Trapped in Transition

A photograph of the author, Austin Bailey.

By Austin Bailey

July 19, 2012

As home to roughly 465,000 people, the Dadaab refugee camp in northeastern Kenya is the largest refugee camp in the world. It has a population equivalent to that of Kansas City, Mo., but at a tightly packed 31 square miles, the entire camp sits on roughly the same area allotted to a single off-the-grid tribesman in the Brazilian Amazon.

Refugees continue to trickle in, most of them Somalians fleeing hunger and conflict, while older residents now consider the camp their long-term home after living there for a decade or more. So what does life in this accidental city look like?

The BBC posted a slideshow this week to show us. Some of the photos capture the mundane, like the shot of Asha Mohamed, who runs a beauty shop inside the camp. Others depict the privation that promises to worsen as the camp recedes from the public eye and donations slow.
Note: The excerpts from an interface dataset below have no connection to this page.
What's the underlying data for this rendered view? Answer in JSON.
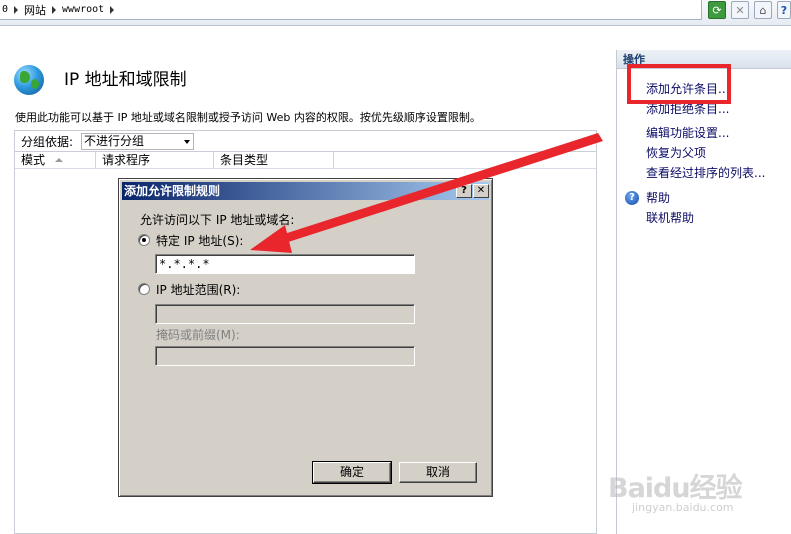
{
  "addressbar": {
    "crumbs": [
      "0",
      "网站",
      "wwwroot"
    ]
  },
  "page": {
    "title": "IP 地址和域限制",
    "description": "使用此功能可以基于 IP 地址或域名限制或授予访问 Web 内容的权限。按优先级顺序设置限制。",
    "group_label": "分组依据:",
    "group_value": "不进行分组",
    "columns": [
      "模式",
      "请求程序",
      "条目类型"
    ]
  },
  "actions": {
    "header": "操作",
    "items": [
      "添加允许条目...",
      "添加拒绝条目...",
      "编辑功能设置...",
      "恢复为父项",
      "查看经过排序的列表...",
      "帮助",
      "联机帮助"
    ]
  },
  "dialog": {
    "title": "添加允许限制规则",
    "help_btn": "?",
    "close_btn": "✕",
    "prompt": "允许访问以下 IP 地址或域名:",
    "specific_label": "特定 IP 地址(S):",
    "specific_value": "*.*.*.*",
    "range_label": "IP 地址范围(R):",
    "mask_label": "掩码或前缀(M):",
    "ok": "确定",
    "cancel": "取消"
  },
  "watermark": {
    "logo": "Baidu经验",
    "url": "jingyan.baidu.com"
  },
  "colors": {
    "annotation": "#e8262b",
    "dialog_title": "#0a246a"
  }
}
In one shot, a mother sits on the floor of her house crafted from  plastic bags, her two bleary-eyed sons with her clearly in poor health.

Faced with real threats of kidnapping, aid workers and journalists are avoiding Dadaab, a factor that will almost certainly add to residents' hardships.

As Dadaab's population continues to rise, Heifer International is working in the drought-addled region, planning projects that will help people in the Horn of Africa weather future crises.